__Exercise__: Please say how many lines in the entries below hold the string "EURUSD", with no other words.

Web page and app entries:
"""
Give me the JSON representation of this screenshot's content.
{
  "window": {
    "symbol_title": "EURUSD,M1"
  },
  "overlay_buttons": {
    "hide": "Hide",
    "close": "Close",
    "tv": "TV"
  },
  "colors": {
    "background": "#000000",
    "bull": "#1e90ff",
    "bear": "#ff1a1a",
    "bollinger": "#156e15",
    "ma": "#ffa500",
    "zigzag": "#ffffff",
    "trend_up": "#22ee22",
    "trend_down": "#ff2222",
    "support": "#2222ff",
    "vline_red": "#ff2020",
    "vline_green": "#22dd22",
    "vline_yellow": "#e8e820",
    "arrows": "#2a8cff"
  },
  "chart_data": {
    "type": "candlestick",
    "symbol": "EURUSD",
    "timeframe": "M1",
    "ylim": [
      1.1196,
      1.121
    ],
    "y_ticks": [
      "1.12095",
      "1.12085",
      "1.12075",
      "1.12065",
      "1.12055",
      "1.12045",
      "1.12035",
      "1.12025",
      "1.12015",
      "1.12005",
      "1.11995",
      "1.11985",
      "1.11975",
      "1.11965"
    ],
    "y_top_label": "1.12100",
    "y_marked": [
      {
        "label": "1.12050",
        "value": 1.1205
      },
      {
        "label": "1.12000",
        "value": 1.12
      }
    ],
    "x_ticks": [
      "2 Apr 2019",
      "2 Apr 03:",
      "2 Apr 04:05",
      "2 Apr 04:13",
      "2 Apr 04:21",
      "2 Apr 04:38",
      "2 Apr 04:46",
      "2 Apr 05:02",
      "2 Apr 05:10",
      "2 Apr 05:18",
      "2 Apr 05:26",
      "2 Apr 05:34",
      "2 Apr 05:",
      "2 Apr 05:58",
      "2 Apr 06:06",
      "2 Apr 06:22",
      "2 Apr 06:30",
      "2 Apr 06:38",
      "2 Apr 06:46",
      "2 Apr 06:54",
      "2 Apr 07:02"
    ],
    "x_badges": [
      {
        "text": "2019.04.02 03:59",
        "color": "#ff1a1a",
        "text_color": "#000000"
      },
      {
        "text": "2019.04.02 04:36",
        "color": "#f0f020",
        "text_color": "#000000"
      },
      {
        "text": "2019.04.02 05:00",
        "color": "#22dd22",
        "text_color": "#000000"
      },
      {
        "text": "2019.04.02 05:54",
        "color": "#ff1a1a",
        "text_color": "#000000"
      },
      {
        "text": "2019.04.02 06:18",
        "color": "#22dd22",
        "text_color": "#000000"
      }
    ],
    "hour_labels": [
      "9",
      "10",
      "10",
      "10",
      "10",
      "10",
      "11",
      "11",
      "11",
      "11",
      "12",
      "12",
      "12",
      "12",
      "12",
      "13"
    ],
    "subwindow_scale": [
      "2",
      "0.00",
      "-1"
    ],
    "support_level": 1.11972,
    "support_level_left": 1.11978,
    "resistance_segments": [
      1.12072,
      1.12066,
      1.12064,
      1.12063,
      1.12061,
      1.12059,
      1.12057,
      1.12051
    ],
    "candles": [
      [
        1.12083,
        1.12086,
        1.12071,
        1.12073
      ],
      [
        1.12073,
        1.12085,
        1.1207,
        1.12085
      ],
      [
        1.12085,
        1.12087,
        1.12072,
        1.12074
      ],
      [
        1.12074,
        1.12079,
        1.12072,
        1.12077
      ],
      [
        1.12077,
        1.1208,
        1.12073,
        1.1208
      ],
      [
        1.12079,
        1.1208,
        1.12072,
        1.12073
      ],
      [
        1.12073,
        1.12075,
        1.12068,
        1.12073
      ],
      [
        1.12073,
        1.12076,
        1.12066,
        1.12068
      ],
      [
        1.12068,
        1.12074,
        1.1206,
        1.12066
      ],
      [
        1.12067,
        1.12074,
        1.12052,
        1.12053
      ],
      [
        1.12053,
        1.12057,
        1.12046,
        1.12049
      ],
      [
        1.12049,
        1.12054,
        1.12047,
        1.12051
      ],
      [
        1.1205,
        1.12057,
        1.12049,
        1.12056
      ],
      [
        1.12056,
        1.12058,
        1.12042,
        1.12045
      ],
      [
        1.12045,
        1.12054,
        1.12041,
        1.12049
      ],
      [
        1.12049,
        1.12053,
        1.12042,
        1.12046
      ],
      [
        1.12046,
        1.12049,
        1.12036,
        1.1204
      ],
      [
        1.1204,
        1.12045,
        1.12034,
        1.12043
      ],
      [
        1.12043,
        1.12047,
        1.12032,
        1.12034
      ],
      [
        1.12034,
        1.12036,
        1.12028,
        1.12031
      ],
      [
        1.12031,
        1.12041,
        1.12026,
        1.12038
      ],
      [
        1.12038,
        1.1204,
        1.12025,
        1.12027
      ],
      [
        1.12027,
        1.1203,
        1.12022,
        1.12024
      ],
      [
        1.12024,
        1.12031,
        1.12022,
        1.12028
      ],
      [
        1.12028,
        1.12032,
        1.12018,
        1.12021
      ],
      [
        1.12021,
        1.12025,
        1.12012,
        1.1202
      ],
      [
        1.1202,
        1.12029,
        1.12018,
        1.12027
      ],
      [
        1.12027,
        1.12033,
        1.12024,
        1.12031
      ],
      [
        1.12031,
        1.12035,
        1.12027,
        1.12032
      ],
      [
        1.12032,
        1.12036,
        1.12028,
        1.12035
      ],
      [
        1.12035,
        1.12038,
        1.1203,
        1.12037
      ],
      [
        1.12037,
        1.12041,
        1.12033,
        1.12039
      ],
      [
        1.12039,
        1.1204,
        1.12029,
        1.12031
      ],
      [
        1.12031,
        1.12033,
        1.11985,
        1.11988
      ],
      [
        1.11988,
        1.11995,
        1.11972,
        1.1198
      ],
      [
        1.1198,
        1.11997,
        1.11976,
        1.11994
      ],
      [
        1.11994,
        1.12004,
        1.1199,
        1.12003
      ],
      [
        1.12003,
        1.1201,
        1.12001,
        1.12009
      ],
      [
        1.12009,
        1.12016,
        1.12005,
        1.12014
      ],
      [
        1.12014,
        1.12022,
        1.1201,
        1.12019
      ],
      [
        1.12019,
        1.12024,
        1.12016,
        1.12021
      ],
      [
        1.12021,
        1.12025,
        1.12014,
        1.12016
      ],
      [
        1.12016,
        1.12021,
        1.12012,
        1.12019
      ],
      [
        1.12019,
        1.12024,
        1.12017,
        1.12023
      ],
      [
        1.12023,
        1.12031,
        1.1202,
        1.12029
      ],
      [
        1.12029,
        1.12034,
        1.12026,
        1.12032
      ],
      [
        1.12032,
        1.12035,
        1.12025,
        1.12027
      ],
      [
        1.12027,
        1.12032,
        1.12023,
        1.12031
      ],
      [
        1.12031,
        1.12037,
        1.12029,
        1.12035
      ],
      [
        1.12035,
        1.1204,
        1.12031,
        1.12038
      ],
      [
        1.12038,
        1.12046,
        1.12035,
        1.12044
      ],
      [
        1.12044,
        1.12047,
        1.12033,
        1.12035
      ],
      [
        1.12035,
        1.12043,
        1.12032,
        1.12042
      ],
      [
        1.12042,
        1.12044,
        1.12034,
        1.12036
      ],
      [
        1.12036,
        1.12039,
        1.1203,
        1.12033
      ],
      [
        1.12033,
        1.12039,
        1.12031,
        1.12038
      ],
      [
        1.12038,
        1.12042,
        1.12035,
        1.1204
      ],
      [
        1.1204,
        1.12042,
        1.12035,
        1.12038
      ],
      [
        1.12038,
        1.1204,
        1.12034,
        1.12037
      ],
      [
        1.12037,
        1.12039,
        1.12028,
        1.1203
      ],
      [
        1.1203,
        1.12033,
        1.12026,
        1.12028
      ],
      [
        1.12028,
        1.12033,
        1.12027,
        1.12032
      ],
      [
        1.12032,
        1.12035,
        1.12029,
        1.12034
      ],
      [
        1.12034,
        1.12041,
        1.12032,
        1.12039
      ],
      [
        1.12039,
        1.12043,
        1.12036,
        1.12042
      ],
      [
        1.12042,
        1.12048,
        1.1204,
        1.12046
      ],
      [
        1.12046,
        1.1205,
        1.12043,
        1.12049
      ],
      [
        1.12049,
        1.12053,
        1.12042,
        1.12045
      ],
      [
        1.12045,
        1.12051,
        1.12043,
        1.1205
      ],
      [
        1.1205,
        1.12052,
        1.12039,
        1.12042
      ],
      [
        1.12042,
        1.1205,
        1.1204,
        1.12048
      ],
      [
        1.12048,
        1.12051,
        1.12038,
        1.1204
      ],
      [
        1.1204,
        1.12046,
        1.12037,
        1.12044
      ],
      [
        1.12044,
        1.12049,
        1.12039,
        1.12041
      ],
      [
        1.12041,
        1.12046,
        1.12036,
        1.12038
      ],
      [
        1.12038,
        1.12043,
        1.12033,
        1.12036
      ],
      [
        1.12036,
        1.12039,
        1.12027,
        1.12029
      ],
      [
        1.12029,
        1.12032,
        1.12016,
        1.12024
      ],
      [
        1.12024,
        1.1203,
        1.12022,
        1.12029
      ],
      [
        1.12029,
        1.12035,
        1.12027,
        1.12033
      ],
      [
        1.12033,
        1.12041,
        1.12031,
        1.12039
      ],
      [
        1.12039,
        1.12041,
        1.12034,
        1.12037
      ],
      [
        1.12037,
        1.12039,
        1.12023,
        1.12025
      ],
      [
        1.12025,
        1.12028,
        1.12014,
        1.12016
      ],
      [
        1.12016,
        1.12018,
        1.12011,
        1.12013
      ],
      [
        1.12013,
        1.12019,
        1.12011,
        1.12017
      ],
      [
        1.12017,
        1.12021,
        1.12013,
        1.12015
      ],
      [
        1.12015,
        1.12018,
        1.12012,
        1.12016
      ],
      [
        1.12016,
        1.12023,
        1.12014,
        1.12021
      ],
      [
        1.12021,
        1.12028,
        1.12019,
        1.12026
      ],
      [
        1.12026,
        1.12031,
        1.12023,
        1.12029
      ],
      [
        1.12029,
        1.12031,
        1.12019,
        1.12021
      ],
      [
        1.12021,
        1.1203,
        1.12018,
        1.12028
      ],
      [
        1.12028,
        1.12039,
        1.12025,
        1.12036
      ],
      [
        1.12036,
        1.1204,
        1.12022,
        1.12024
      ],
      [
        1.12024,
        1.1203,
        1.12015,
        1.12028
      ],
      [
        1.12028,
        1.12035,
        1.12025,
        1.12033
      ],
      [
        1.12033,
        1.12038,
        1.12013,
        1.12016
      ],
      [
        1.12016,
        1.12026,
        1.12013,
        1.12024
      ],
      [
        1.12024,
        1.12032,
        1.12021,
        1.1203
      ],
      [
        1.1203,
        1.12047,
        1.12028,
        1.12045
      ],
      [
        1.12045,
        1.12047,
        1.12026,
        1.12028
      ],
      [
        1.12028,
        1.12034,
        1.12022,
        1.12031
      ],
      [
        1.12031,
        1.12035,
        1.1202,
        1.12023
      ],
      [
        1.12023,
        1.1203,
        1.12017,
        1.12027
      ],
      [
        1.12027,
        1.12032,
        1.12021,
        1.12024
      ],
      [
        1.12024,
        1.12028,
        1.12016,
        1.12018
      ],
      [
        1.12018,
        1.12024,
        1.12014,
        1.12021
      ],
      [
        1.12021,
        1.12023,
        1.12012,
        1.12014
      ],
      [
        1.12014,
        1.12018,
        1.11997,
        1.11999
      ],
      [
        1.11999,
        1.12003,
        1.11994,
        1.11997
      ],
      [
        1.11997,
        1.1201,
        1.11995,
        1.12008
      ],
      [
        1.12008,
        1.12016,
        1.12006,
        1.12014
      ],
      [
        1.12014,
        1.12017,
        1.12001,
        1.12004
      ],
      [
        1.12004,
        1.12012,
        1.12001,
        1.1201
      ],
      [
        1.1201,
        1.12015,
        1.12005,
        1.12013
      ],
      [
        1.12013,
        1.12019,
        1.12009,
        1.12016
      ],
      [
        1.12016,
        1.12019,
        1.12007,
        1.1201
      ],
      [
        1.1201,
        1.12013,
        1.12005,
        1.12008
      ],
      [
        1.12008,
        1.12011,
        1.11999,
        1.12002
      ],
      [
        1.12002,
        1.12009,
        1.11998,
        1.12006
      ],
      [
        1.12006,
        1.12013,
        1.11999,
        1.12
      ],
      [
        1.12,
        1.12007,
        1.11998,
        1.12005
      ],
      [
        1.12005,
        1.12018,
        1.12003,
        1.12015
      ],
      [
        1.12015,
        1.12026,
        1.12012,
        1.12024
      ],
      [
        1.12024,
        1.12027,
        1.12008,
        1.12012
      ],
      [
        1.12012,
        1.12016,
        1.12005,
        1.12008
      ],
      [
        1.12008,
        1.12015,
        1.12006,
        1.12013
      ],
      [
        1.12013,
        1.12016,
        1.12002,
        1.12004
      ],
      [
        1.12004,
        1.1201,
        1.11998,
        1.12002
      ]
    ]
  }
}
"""
__Output for this exercise__: 2